EXERCISE INSTRUCTIONS:
Identify each line below that contains the word "heading", and copy it out.

DATA SUPPLIED:
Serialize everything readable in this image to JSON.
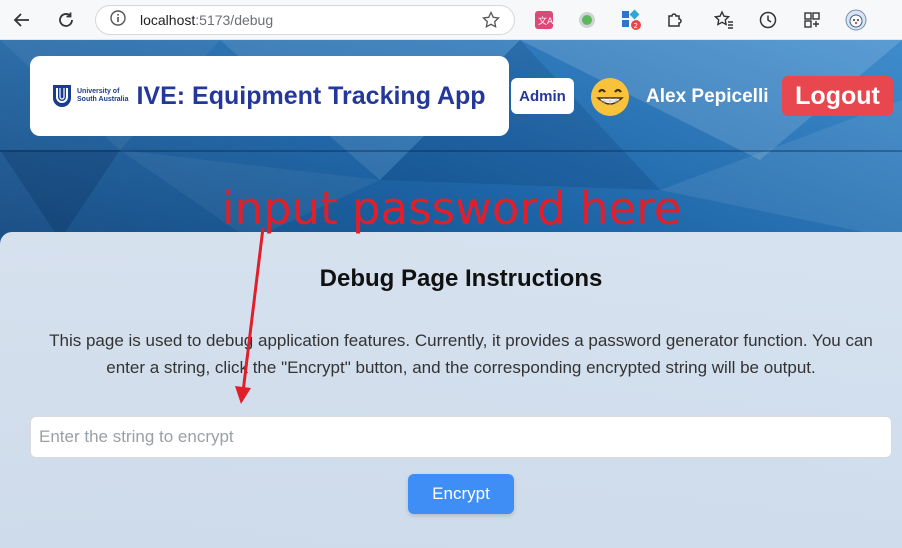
{
  "browser": {
    "url_host": "localhost",
    "url_path": ":5173/debug",
    "extension_badge": "2"
  },
  "header": {
    "logo_text_line1": "University of",
    "logo_text_line2": "South Australia",
    "app_title": "IVE: Equipment Tracking App",
    "role_badge": "Admin",
    "user_emoji": "😁",
    "user_name": "Alex Pepicelli",
    "logout_label": "Logout"
  },
  "annotation": {
    "text": "input password here"
  },
  "main": {
    "title": "Debug Page Instructions",
    "description": "This page is used to debug application features. Currently, it provides a password generator function. You can enter a string, click the \"Encrypt\" button, and the corresponding encrypted string will be output.",
    "input_placeholder": "Enter the string to encrypt",
    "input_value": "",
    "encrypt_label": "Encrypt"
  },
  "colors": {
    "brand_blue": "#24389a",
    "logout_red": "#e8474f",
    "button_blue": "#3f8ef6",
    "annotation_red": "#e01f2b"
  }
}
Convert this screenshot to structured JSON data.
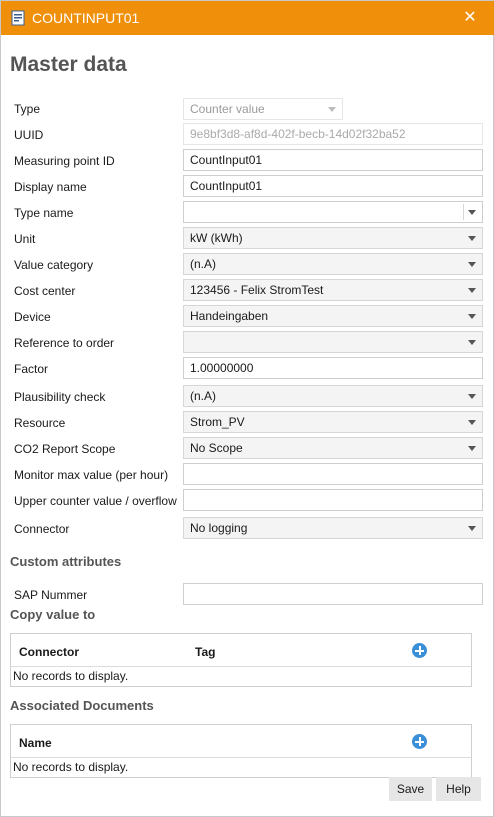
{
  "window": {
    "title": "COUNTINPUT01",
    "app_icon": "document-icon",
    "close_glyph": "✕",
    "accent_color": "#f0900a"
  },
  "master": {
    "heading": "Master data",
    "fields": {
      "type": {
        "label": "Type",
        "value": "Counter value"
      },
      "uuid": {
        "label": "UUID",
        "value": "9e8bf3d8-af8d-402f-becb-14d02f32ba52"
      },
      "measuring_point_id": {
        "label": "Measuring point ID",
        "value": "CountInput01"
      },
      "display_name": {
        "label": "Display name",
        "value": "CountInput01"
      },
      "type_name": {
        "label": "Type name",
        "value": ""
      },
      "unit": {
        "label": "Unit",
        "value": "kW (kWh)"
      },
      "value_category": {
        "label": "Value category",
        "value": "(n.A)"
      },
      "cost_center": {
        "label": "Cost center",
        "value": "123456 - Felix StromTest"
      },
      "device": {
        "label": "Device",
        "value": "Handeingaben"
      },
      "reference_to_order": {
        "label": "Reference to order",
        "value": ""
      },
      "factor": {
        "label": "Factor",
        "value": "1.00000000"
      },
      "plausibility_check": {
        "label": "Plausibility check",
        "value": "(n.A)"
      },
      "resource": {
        "label": "Resource",
        "value": "Strom_PV"
      },
      "co2_report_scope": {
        "label": "CO2 Report Scope",
        "value": "No Scope"
      },
      "monitor_max_value": {
        "label": "Monitor max value (per hour)",
        "value": ""
      },
      "upper_counter_value": {
        "label": "Upper counter value / overflow",
        "value": ""
      },
      "connector": {
        "label": "Connector",
        "value": "No logging"
      }
    }
  },
  "custom_attributes": {
    "heading": "Custom attributes",
    "sap_nummer": {
      "label": "SAP Nummer",
      "value": ""
    }
  },
  "copy_value_to": {
    "heading": "Copy value to",
    "columns": [
      "Connector",
      "Tag"
    ],
    "empty_text": "No records to display."
  },
  "associated_documents": {
    "heading": "Associated Documents",
    "columns": [
      "Name"
    ],
    "empty_text": "No records to display."
  },
  "footer": {
    "save_label": "Save",
    "help_label": "Help"
  }
}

RESPONSE TO THE EXERCISE:
    "heading": "Master data",
    "heading": "Custom attributes",
    "heading": "Copy value to",
    "heading": "Associated Documents",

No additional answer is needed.